It is both commonly said, and truly, that the best men otherwise (in other respects) are not always the best in regard of society. The reason whereof is, for that (because) the law of “mens" actions is one, if they be respected (regarded) only as men ; and another, when they are considered as parts of a “politique" body. Many men there are, “then” whomo nothing is more commendable when they are singled (acting as individuals); and yet, in society with others, none less fit to answer
(1) Commerce, in the sense of trade or traffic, dates from about the 17th century. Its original meaning in English, though not perhaps in French, from which it was derived, was intercourse or communication as above. Milton (“Il Penseroso"). speaks of Melancholy's “ looks commercing with the skies."
(2) Hooker here refers to those discussions in Church matters, in which he had been himself lately engaged, and which had led to his writing this work.
(3) Than whom. This syntax, justified as it is by many high authorities, is still doubtful. Dr. Alford, in the “Queen's English," defends it, but on apparently insufficient grounds. Use is, doubtless, in its favour, but whether that general use which constitutes law, is by no means certain.

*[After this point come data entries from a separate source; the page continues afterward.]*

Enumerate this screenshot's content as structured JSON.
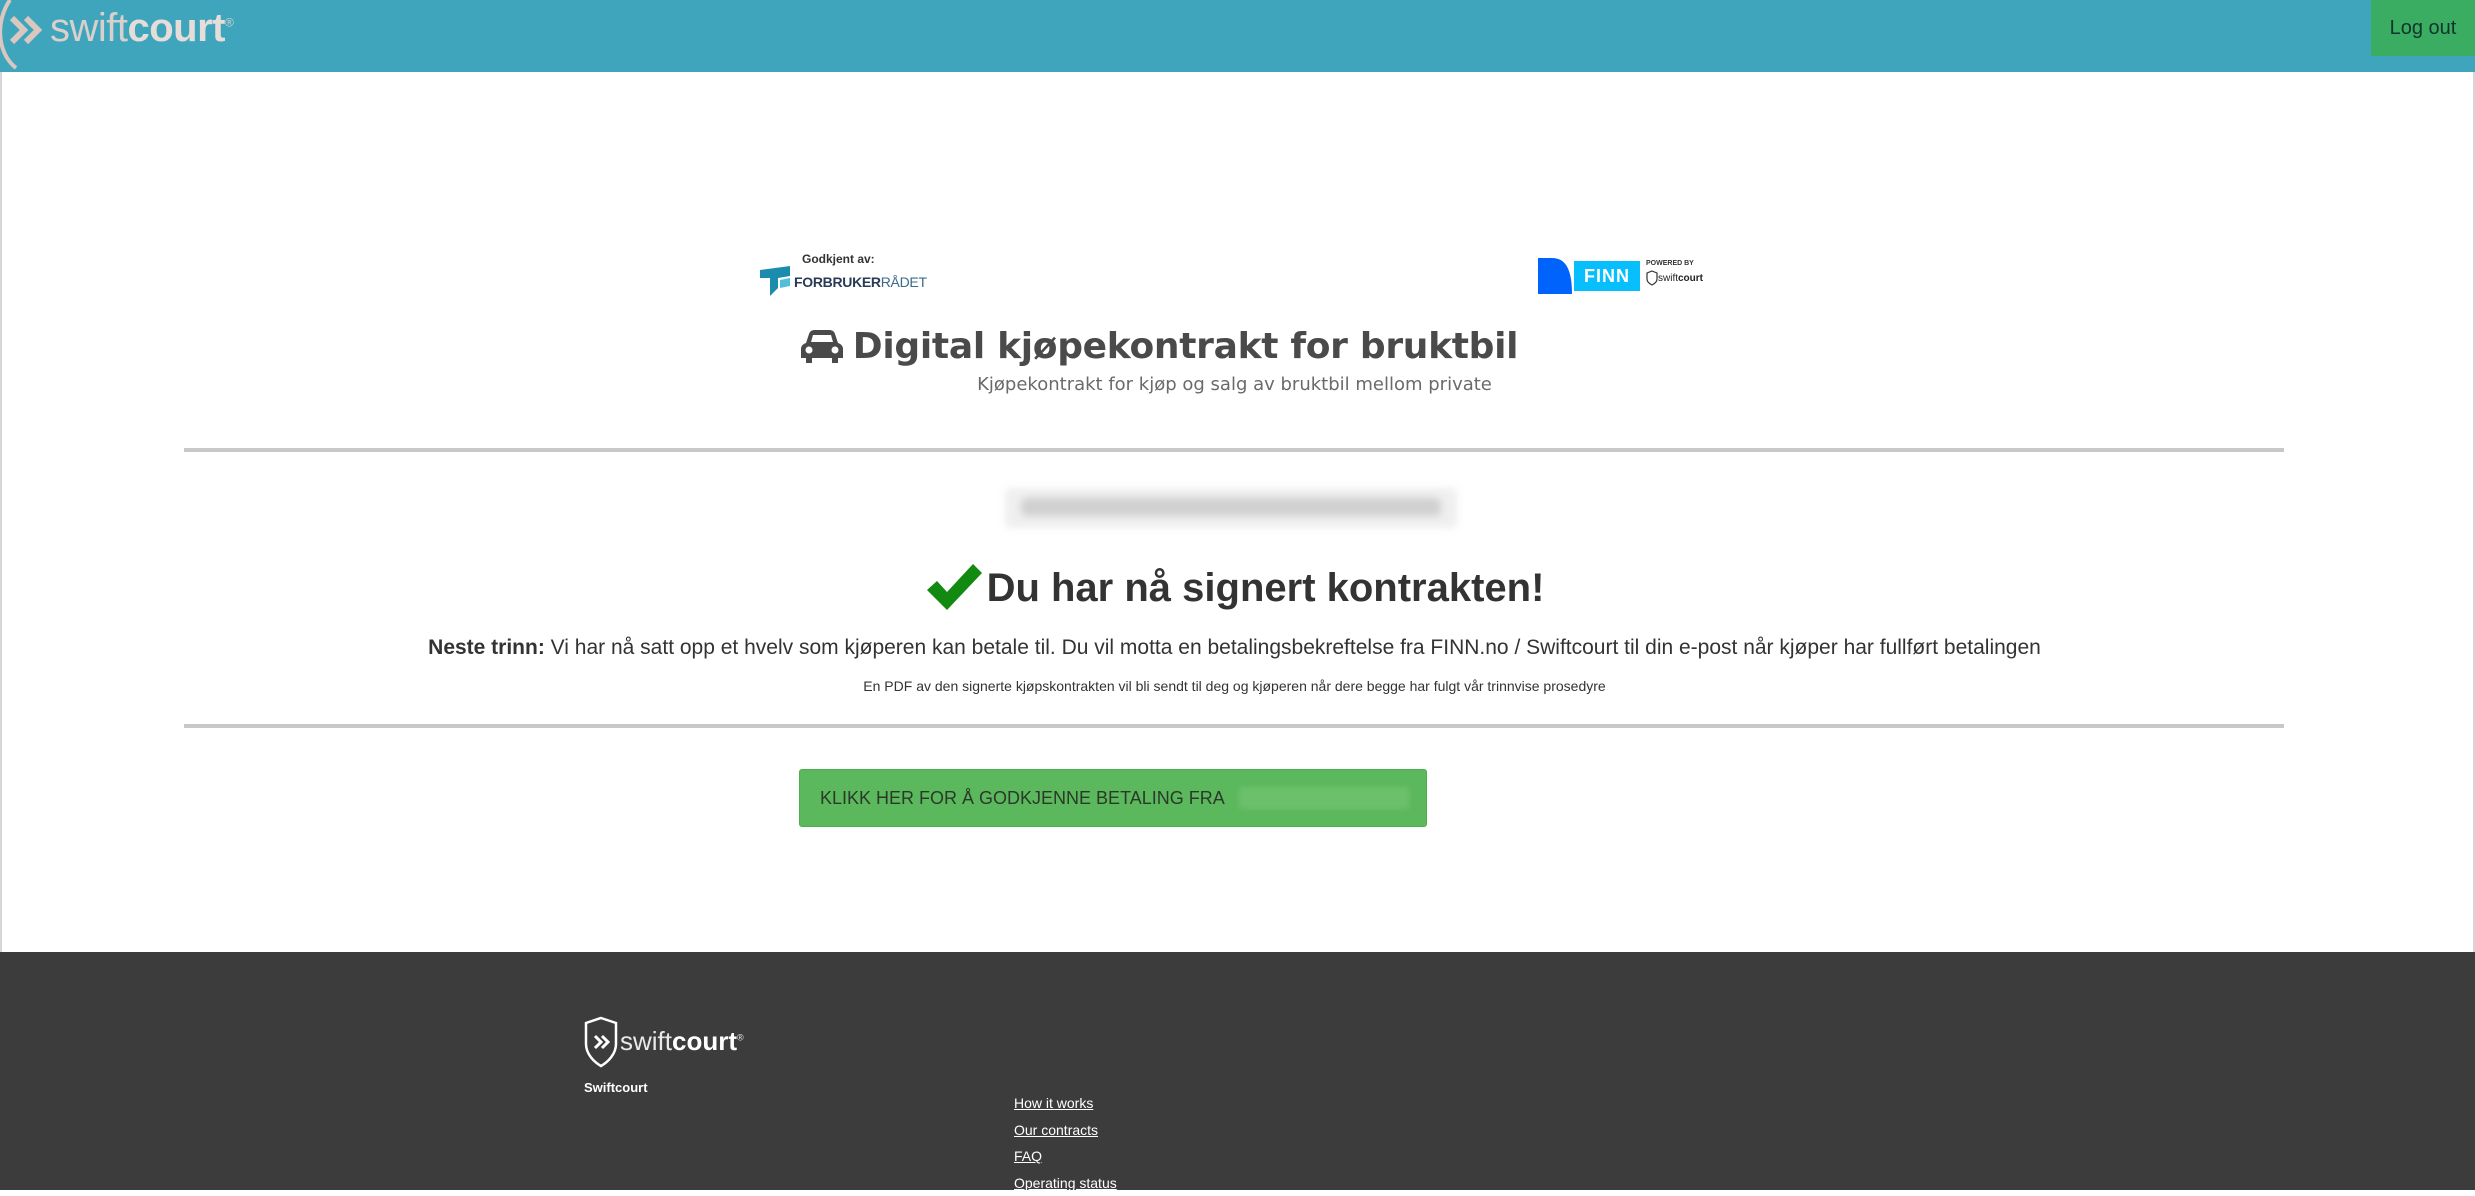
{
  "header": {
    "brand_light": "swift",
    "brand_bold": "court",
    "brand_mark": "®",
    "logout_label": "Log out"
  },
  "logos": {
    "forbruker_approved": "Godkjent av:",
    "forbruker_name_bold": "FORBRUKER",
    "forbruker_name_light": "RÅDET",
    "finn_label": "FINN",
    "powered_by": "POWERED BY",
    "powered_brand_light": "swift",
    "powered_brand_bold": "court"
  },
  "main": {
    "title": "Digital kjøpekontrakt for bruktbil",
    "subtitle": "Kjøpekontrakt for kjøp og salg av bruktbil mellom private",
    "success_title": "Du har nå signert kontrakten!",
    "next_step_label": "Neste trinn:",
    "next_step_text": " Vi har nå satt opp et hvelv som kjøperen kan betale til. Du vil motta en betalingsbekreftelse fra FINN.no / Swiftcourt til din e-post når kjøper har fullført betalingen",
    "pdf_note": "En PDF av den signerte kjøpskontrakten vil bli sendt til deg og kjøperen når dere begge har fulgt vår trinnvise prosedyre",
    "approve_button_label": "KLIKK HER FOR Å GODKJENNE BETALING FRA"
  },
  "footer": {
    "brand_light": "swift",
    "brand_bold": "court",
    "brand_mark": "®",
    "company_name": "Swiftcourt",
    "links": [
      "How it works",
      "Our contracts",
      "FAQ",
      "Operating status"
    ]
  },
  "colors": {
    "header_bg": "#3ea5bd",
    "logout_bg": "#3aad62",
    "button_green": "#5cb85c",
    "check_green": "#128a12",
    "footer_bg": "#3c3c3c"
  }
}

the duties which are looked for at their hands.? Yea, I am persuaded, that of them with whom in this cause we strive, there are whose (those whose) betters among men would be hardly found, if they did not live amongst men, but in some wilderness by themselves. The cause of which, their disposition so unframeable (being so unconformable) unto societies wherein they live, is, for that they discern not aright what place and force these several kinds of laws ought to have in all their actions. Is there question either concerning the regiment (government) of the church in general, or about conformity between one church and another, or of ceremonies, offices, powers, jurisdictions, in our own church? Of all these things they judge by that rule which they frame to themselves with some show of probability; and what seemeth in that sort (respect) convenient, the same they think themselves bound to practise; the same by all means they labour mightily to uphold; what soever any law of man to the contrary hath determined, they weigh it not. Thus, by following the law of private reason, where the law of “publique " should take place, they breed disturbance.
4. UNIVERSAL LAW.?
(FROM THE SAME WORK.)
OF law there can be no less acknowledged than that her seat is the bosom of God, her voice the harmony of the world ; all things in heaven and earth do her homage, the very least as feeling her care, and the greatest as not exempted from her power; both angels and men, and creatures of what condition soever, though each in different sort and manner, yet all with uniform consent, admiring her as the mother of their peace and joy.
(1) i.e. the individual man and the social man are often very different. Men often do in corporations what they would be ashamed to do as individuals.
(2) This passage is equally distinguished for loftiness of thought and exquisite beauty of expression,